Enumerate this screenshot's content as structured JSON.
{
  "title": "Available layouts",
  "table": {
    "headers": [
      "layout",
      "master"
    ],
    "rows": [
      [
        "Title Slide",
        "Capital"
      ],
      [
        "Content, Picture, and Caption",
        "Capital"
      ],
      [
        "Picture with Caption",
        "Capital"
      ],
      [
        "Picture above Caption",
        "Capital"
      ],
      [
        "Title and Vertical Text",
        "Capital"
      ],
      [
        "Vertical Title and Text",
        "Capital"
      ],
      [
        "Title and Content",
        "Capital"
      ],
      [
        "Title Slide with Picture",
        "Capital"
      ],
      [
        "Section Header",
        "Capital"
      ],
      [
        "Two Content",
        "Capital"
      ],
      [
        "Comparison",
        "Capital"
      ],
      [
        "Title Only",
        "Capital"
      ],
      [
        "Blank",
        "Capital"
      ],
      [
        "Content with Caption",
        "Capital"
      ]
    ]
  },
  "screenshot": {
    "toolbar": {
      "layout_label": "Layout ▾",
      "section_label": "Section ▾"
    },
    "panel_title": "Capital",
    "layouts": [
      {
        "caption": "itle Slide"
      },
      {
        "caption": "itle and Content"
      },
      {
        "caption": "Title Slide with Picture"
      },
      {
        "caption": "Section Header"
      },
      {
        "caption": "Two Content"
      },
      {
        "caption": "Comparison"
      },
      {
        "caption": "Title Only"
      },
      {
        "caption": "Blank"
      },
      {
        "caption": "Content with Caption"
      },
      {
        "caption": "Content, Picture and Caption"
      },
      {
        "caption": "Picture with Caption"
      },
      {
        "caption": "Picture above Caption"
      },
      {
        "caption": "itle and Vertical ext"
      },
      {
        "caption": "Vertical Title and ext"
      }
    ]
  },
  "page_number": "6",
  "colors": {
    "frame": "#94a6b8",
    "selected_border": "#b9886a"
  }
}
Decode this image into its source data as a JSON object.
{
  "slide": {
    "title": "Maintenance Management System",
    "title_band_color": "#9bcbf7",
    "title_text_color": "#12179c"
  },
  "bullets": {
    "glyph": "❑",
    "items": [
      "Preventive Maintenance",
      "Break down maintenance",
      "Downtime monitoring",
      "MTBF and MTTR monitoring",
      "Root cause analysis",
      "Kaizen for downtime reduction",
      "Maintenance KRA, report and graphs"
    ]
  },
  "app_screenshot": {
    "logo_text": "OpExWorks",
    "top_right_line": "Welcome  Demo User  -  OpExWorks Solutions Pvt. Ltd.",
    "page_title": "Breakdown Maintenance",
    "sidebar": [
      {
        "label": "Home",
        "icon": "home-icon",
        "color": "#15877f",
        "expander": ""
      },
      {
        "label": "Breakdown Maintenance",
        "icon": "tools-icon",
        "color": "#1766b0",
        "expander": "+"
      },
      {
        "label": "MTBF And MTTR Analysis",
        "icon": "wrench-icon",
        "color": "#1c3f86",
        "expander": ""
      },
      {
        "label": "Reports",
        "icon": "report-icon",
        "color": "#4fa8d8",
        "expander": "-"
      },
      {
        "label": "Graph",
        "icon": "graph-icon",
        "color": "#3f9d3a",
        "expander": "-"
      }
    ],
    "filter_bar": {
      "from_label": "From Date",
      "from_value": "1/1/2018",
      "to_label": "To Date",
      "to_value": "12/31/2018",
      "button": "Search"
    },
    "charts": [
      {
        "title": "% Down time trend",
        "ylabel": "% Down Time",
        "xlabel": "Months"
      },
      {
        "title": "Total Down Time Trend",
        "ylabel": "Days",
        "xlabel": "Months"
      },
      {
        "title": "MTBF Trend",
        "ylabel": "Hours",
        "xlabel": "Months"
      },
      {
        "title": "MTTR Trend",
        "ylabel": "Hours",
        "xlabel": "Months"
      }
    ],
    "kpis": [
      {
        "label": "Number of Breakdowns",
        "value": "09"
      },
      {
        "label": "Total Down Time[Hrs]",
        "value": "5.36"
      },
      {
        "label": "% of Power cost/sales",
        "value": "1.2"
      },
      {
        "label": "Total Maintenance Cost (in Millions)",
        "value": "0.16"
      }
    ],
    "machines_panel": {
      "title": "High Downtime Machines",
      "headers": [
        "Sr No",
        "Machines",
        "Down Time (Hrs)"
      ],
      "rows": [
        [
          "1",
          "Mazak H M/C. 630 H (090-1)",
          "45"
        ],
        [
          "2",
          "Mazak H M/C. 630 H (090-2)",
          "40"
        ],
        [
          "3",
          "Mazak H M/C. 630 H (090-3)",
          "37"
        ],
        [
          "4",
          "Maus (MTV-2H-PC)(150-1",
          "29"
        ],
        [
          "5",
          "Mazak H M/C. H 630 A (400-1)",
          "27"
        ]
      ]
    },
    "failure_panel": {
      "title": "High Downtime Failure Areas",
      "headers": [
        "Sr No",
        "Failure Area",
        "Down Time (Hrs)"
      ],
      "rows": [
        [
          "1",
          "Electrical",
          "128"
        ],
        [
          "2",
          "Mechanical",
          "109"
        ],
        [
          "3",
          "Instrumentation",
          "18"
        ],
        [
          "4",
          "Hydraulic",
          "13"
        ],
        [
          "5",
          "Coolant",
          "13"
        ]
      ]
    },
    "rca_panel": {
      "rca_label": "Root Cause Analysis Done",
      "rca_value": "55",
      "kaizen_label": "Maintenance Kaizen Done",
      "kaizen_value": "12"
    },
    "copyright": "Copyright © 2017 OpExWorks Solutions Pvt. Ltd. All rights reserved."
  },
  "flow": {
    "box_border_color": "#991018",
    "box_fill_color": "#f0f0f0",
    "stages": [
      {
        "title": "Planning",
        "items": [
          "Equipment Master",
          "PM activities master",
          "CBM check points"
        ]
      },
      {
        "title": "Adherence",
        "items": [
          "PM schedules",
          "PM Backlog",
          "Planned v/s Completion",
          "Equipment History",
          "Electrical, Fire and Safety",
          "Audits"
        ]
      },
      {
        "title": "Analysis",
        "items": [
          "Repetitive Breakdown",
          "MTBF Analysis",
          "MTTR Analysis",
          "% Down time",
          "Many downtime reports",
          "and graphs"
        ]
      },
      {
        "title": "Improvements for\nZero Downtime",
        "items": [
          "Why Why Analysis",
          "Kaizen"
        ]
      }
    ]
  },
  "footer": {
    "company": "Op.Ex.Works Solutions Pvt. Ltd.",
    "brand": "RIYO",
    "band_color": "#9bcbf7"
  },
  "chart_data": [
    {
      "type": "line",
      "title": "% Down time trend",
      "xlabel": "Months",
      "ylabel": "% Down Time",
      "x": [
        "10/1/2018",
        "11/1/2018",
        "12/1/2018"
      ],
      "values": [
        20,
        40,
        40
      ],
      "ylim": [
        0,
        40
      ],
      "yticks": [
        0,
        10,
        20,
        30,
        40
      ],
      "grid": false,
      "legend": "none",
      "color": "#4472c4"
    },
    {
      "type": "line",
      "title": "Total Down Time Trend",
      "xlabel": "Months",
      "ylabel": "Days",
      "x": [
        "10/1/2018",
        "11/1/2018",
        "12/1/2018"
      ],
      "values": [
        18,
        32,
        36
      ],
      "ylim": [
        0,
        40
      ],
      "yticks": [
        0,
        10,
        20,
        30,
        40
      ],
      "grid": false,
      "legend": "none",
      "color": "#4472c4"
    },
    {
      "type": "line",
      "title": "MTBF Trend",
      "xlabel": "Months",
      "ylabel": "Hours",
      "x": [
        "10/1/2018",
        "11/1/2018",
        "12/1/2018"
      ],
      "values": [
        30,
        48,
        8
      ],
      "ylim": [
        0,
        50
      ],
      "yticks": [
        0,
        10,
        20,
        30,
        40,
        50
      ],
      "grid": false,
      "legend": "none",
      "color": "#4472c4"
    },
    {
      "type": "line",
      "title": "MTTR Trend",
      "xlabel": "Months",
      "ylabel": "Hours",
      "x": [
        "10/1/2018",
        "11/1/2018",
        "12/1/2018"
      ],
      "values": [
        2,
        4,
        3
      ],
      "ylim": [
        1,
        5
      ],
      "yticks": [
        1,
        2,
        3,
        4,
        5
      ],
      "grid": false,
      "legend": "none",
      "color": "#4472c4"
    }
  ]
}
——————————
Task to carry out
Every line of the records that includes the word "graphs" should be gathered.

Written response
      "Maintenance KRA, report and graphs"
          "and graphs"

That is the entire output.